▶ **Exercise brief**
If a line in the entries below includes the string "Preset", copy it out.

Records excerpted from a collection

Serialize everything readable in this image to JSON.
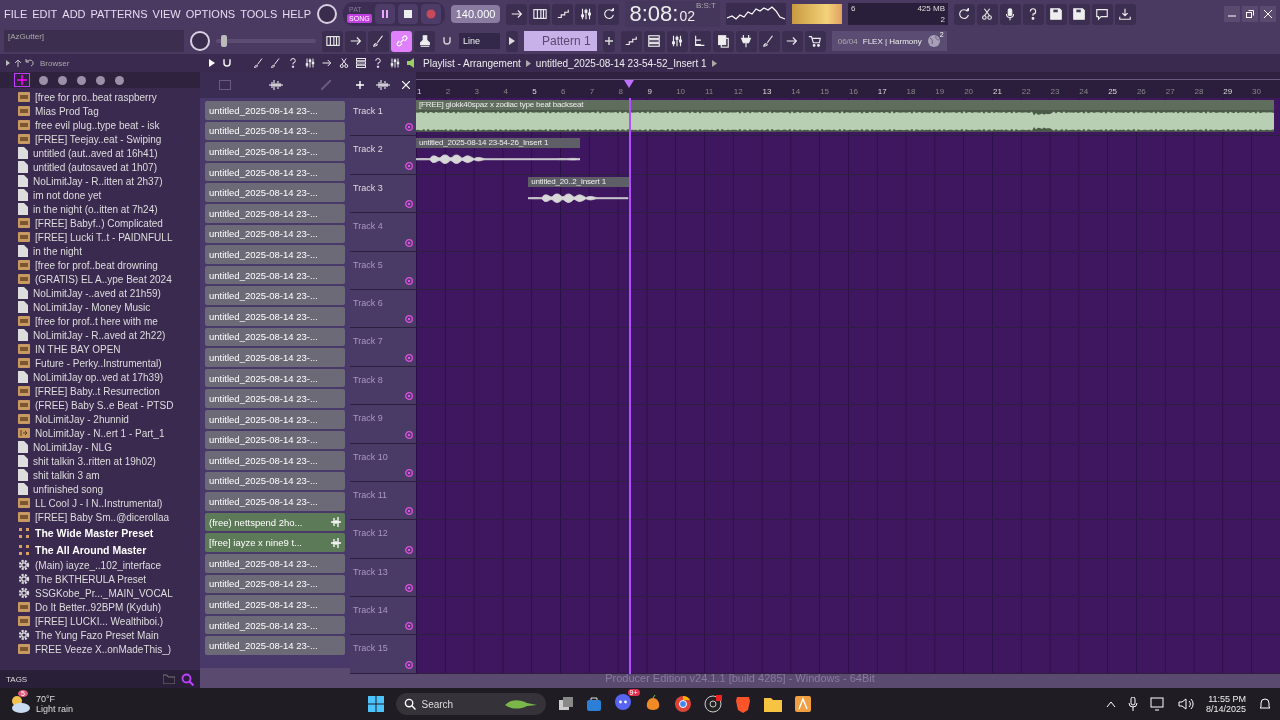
{
  "menu": [
    "FILE",
    "EDIT",
    "ADD",
    "PATTERNS",
    "VIEW",
    "OPTIONS",
    "TOOLS",
    "HELP"
  ],
  "hint_bar": {
    "text": "[AzGutter]"
  },
  "transport": {
    "modes": [
      {
        "label": "PAT",
        "selected": false
      },
      {
        "label": "SONG",
        "selected": true
      }
    ],
    "playing": true,
    "recording": false,
    "tempo": "140.000"
  },
  "clock": {
    "time": "8:08:",
    "seconds": "02",
    "unit": "B:S:T"
  },
  "performance": {
    "cpu": "6",
    "memory": "425 MB",
    "polyphony": "2"
  },
  "link_mode": true,
  "snap": {
    "value": "Line"
  },
  "pattern_selector": {
    "value": "Pattern 1"
  },
  "news": {
    "date": "06/04",
    "text": "FLEX | Harmony",
    "badge": "2"
  },
  "browser": {
    "title": "Browser",
    "tags_label": "TAGS",
    "items": [
      {
        "label": "[free for pro..beat raspberry",
        "kind": "audio"
      },
      {
        "label": "Mias Prod Tag",
        "kind": "audio"
      },
      {
        "label": "free evil plug..type beat - isk",
        "kind": "audio"
      },
      {
        "label": "[FREE] Teejay..eat - Swiping",
        "kind": "audio"
      },
      {
        "label": "untitled (aut..aved at 16h41)",
        "kind": "project"
      },
      {
        "label": "untitled (autosaved at 1h07)",
        "kind": "project"
      },
      {
        "label": "NoLimitJay - R..itten at 2h37)",
        "kind": "project"
      },
      {
        "label": "im not done yet",
        "kind": "project"
      },
      {
        "label": "in the night (o..itten at 7h24)",
        "kind": "project"
      },
      {
        "label": "[FREE] Babyf..) Complicated",
        "kind": "audio"
      },
      {
        "label": "[FREE] Lucki T..t - PAIDNFULL",
        "kind": "audio"
      },
      {
        "label": "in the night",
        "kind": "project"
      },
      {
        "label": "[free for prof..beat drowning",
        "kind": "audio"
      },
      {
        "label": "(GRATIS) EL A..ype Beat 2024",
        "kind": "audio"
      },
      {
        "label": "NoLimitJay -..aved at 21h59)",
        "kind": "project"
      },
      {
        "label": "NoLimitJay - Money Music",
        "kind": "project"
      },
      {
        "label": "[free for prof..t here with me",
        "kind": "audio"
      },
      {
        "label": "NoLimitJay - R..aved at 2h22)",
        "kind": "project"
      },
      {
        "label": "IN THE BAY OPEN",
        "kind": "audio"
      },
      {
        "label": "Future - Perky..Instrumental)",
        "kind": "audio"
      },
      {
        "label": "NoLimitJay op..ved at 17h39)",
        "kind": "project"
      },
      {
        "label": "[FREE] Baby..t Resurrection",
        "kind": "audio"
      },
      {
        "label": "(FREE) Baby S..e Beat - PTSD",
        "kind": "audio"
      },
      {
        "label": "NoLimitJay - 2hunnid",
        "kind": "audio"
      },
      {
        "label": "NoLimitJay - N..ert 1 - Part_1",
        "kind": "clip"
      },
      {
        "label": "NoLimitJay - NLG",
        "kind": "project"
      },
      {
        "label": "shit talkin 3..ritten at 19h02)",
        "kind": "project"
      },
      {
        "label": "shit talkin 3 am",
        "kind": "project"
      },
      {
        "label": "unfinished song",
        "kind": "project"
      },
      {
        "label": "LL Cool J - I N..Instrumental)",
        "kind": "audio"
      },
      {
        "label": "[FREE] Baby Sm..@dicerollaa",
        "kind": "audio"
      },
      {
        "label": "The Wide Master Preset",
        "kind": "mixer"
      },
      {
        "label": "The All Around Master",
        "kind": "mixer"
      },
      {
        "label": "(Main) iayze_..102_interface",
        "kind": "plugin"
      },
      {
        "label": "The BKTHERULA Preset",
        "kind": "plugin"
      },
      {
        "label": "SSGKobe_Pr..._MAIN_VOCAL",
        "kind": "plugin"
      },
      {
        "label": "Do It Better..92BPM (Kyduh)",
        "kind": "audio"
      },
      {
        "label": "[FREE] LUCKI... Wealthiboi.)",
        "kind": "audio"
      },
      {
        "label": "The Yung Fazo Preset Main",
        "kind": "plugin"
      },
      {
        "label": "FREE Veeze X..onMadeThis_)",
        "kind": "audio"
      }
    ]
  },
  "pattern_list": {
    "items": [
      {
        "label": "untitled_2025-08-14 23-...",
        "kind": "pattern"
      },
      {
        "label": "untitled_2025-08-14 23-...",
        "kind": "pattern"
      },
      {
        "label": "untitled_2025-08-14 23-...",
        "kind": "pattern"
      },
      {
        "label": "untitled_2025-08-14 23-...",
        "kind": "pattern"
      },
      {
        "label": "untitled_2025-08-14 23-...",
        "kind": "pattern"
      },
      {
        "label": "untitled_2025-08-14 23-...",
        "kind": "pattern"
      },
      {
        "label": "untitled_2025-08-14 23-...",
        "kind": "pattern"
      },
      {
        "label": "untitled_2025-08-14 23-...",
        "kind": "pattern"
      },
      {
        "label": "untitled_2025-08-14 23-...",
        "kind": "pattern"
      },
      {
        "label": "untitled_2025-08-14 23-...",
        "kind": "pattern"
      },
      {
        "label": "untitled_2025-08-14 23-...",
        "kind": "pattern"
      },
      {
        "label": "untitled_2025-08-14 23-...",
        "kind": "pattern"
      },
      {
        "label": "untitled_2025-08-14 23-...",
        "kind": "pattern"
      },
      {
        "label": "untitled_2025-08-14 23-...",
        "kind": "pattern"
      },
      {
        "label": "untitled_2025-08-14 23-...",
        "kind": "pattern"
      },
      {
        "label": "untitled_2025-08-14 23-...",
        "kind": "pattern"
      },
      {
        "label": "untitled_2025-08-14 23-...",
        "kind": "pattern"
      },
      {
        "label": "untitled_2025-08-14 23-...",
        "kind": "pattern"
      },
      {
        "label": "untitled_2025-08-14 23-...",
        "kind": "pattern"
      },
      {
        "label": "untitled_2025-08-14 23-...",
        "kind": "pattern"
      },
      {
        "label": "(free) nettspend  2ho...",
        "kind": "audio"
      },
      {
        "label": "[free] iayze x nine9 t...",
        "kind": "audio"
      },
      {
        "label": "untitled_2025-08-14 23-...",
        "kind": "pattern"
      },
      {
        "label": "untitled_2025-08-14 23-...",
        "kind": "pattern"
      },
      {
        "label": "untitled_2025-08-14 23-...",
        "kind": "pattern"
      },
      {
        "label": "untitled_2025-08-14 23-...",
        "kind": "pattern"
      },
      {
        "label": "untitled_2025-08-14 23-...",
        "kind": "pattern"
      }
    ]
  },
  "pitch_slider": {
    "level": 0.05
  },
  "playlist": {
    "title": "Playlist - Arrangement",
    "current": "untitled_2025-08-14 23-54-52_Insert 1",
    "ruler": [
      "1",
      "2",
      "3",
      "4",
      "5",
      "6",
      "7",
      "8",
      "9",
      "10",
      "11",
      "12",
      "13",
      "14",
      "15",
      "16",
      "17",
      "18",
      "19",
      "20",
      "21",
      "22",
      "23",
      "24",
      "25",
      "26",
      "27",
      "28",
      "29",
      "30"
    ],
    "tracks": [
      {
        "name": "Track 1",
        "clips": [
          {
            "label": "[FREE] glokk40spaz x zodiac type beat backseat",
            "kind": "dense"
          }
        ]
      },
      {
        "name": "Track 2",
        "clips": [
          {
            "label": "untitled_2025-08-14 23-54-26_Insert 1",
            "kind": "sparse"
          }
        ]
      },
      {
        "name": "Track 3",
        "clips": [
          {
            "label": "untitled_20..2_Insert 1",
            "kind": "sparse"
          }
        ]
      },
      {
        "name": "Track 4"
      },
      {
        "name": "Track 5"
      },
      {
        "name": "Track 6"
      },
      {
        "name": "Track 7"
      },
      {
        "name": "Track 8"
      },
      {
        "name": "Track 9"
      },
      {
        "name": "Track 10"
      },
      {
        "name": "Track 11"
      },
      {
        "name": "Track 12"
      },
      {
        "name": "Track 13"
      },
      {
        "name": "Track 14"
      },
      {
        "name": "Track 15"
      }
    ]
  },
  "status_bar": {
    "text": "Producer Edition v24.1.1 [build 4285] - Windows - 64Bit"
  },
  "taskbar": {
    "weather": {
      "temperature": "70°F",
      "condition": "Light rain",
      "badge": "5"
    },
    "search_placeholder": "Search",
    "chat_badge": "9+",
    "time": "11:55 PM",
    "date": "8/14/2025"
  }
}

▶ **Solved problem**
        "label": "The Wide Master Preset",
        "label": "The BKTHERULA Preset",
        "label": "The Yung Fazo Preset Main",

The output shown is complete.